Your journey and your vision are very inspiring, but are there any achievements or accomplishments you would like to mention?
I wrote and published a children’ book during the pandemic called Archiesaurus, which led to the inception of my business Savvy Little Minds. One thing led to another and I took one step at a time to get to where I am today. There is still lots more work to do.
Would you like to share with our young budding women entrepreneurs the change you would like to see in the world if given an opportunity?
I would like to see more schools built in countries that lack safe educational facilities and resources for kids to learn and thrive. I would like to see more teachers trained and coached to improve the skill gap in schools and ensure children receive the best quality care and education. I would like to see educational leaders step up and fight for laws to change to benefit kids from low socioeconomic and disadvantaged communities. I would like to see more kids being coached to their fullest potential and reducing educational inequality across the world.
What’s the most important thing you’ve learned in your personal life and professional journey? What is your personal motto in life?
In my personal and professional life, I’ve learned that you don’t have to be a product of your environment, you are a product of your choices. So go create the life you want!
Women are a growing force in the workplaces worldwide, standing shoulder to shoulder with their male counterparts. There are cracks in glass ceilings everywhere, with many women breaking through to carve out a space right at the top of the pyramid. What are your thoughts about women’s leadership today?
YES, women are essential in leadership, from women, all humans are born into this world. One woman can change the course of history by giving birth to one child. Imagine what women could do collectively in leadership. Women bring a lense that is needed in decision making roles, they must have a voice at the top and they must run alongside strong male leaders, fighting alongside each other, not fighting each other. Two are better than one!
With your grit and determination, you are making a considerable impact, breaking through, and serving as role models for many budding entrepreneurs. What would you want to say to our young women leaders/audience reading this?

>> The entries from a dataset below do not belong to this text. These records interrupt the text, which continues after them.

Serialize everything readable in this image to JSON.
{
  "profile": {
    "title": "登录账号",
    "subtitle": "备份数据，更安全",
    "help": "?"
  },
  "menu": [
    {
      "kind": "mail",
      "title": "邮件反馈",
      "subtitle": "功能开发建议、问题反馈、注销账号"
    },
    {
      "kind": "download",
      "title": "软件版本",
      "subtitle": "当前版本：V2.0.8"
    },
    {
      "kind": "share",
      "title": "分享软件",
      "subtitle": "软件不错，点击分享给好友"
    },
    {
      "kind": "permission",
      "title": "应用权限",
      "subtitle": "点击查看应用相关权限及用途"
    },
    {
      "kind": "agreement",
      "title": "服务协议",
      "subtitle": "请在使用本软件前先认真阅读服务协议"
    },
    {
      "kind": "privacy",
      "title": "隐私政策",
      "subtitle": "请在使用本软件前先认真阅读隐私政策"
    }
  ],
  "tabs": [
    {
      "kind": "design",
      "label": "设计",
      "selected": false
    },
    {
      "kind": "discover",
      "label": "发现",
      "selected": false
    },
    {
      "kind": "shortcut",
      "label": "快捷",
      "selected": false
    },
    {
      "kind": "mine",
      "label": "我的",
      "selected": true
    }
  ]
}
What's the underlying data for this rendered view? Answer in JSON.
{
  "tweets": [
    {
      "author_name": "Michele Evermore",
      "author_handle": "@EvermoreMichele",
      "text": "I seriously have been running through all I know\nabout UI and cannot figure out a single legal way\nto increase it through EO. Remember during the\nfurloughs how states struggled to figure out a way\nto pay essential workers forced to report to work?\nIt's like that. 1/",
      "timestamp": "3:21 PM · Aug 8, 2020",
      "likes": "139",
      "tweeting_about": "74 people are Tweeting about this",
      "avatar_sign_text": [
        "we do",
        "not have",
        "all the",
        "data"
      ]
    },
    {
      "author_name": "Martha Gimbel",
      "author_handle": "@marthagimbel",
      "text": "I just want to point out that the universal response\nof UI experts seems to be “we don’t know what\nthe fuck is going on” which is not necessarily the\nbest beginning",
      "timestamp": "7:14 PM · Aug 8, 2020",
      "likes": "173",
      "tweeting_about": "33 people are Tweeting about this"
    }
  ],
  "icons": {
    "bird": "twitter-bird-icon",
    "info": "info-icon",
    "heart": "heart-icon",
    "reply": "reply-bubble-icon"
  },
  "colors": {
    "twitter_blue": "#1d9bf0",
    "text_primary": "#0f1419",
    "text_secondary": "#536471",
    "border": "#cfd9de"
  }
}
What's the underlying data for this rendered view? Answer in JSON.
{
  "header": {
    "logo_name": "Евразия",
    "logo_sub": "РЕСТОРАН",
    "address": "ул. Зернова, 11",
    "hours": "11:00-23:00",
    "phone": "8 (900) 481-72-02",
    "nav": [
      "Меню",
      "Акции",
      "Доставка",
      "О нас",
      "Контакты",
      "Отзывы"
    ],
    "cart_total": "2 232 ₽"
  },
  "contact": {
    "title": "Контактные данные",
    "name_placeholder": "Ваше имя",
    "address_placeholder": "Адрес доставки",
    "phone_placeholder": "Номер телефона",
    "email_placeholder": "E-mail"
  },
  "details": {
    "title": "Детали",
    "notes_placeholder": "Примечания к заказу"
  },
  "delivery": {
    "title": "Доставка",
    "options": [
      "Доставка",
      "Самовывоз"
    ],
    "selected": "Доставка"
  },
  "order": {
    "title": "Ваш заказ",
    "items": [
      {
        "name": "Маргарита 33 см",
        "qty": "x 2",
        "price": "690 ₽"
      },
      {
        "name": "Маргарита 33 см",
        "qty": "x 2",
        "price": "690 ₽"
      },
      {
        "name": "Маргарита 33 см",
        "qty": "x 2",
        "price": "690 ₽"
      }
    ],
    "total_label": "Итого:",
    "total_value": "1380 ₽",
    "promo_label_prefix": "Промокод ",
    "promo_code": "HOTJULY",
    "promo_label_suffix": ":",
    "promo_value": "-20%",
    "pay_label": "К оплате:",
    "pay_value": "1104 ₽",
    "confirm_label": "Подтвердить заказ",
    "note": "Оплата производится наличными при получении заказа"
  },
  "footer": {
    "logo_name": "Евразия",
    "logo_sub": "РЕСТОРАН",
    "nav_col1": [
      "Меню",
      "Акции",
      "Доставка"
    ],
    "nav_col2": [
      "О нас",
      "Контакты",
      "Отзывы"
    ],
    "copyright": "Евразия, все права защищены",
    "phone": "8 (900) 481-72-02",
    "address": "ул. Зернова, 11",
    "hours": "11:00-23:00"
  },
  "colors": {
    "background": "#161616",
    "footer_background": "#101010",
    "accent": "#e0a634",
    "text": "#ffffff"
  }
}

You are good and there is a seat at the table for you. Your leadership is paving a way for someone else after you. Your example is an inspiration to someone watching you. Your presence is felt when you enter the room. Be you, be bold and be kind. I’m cheering for you.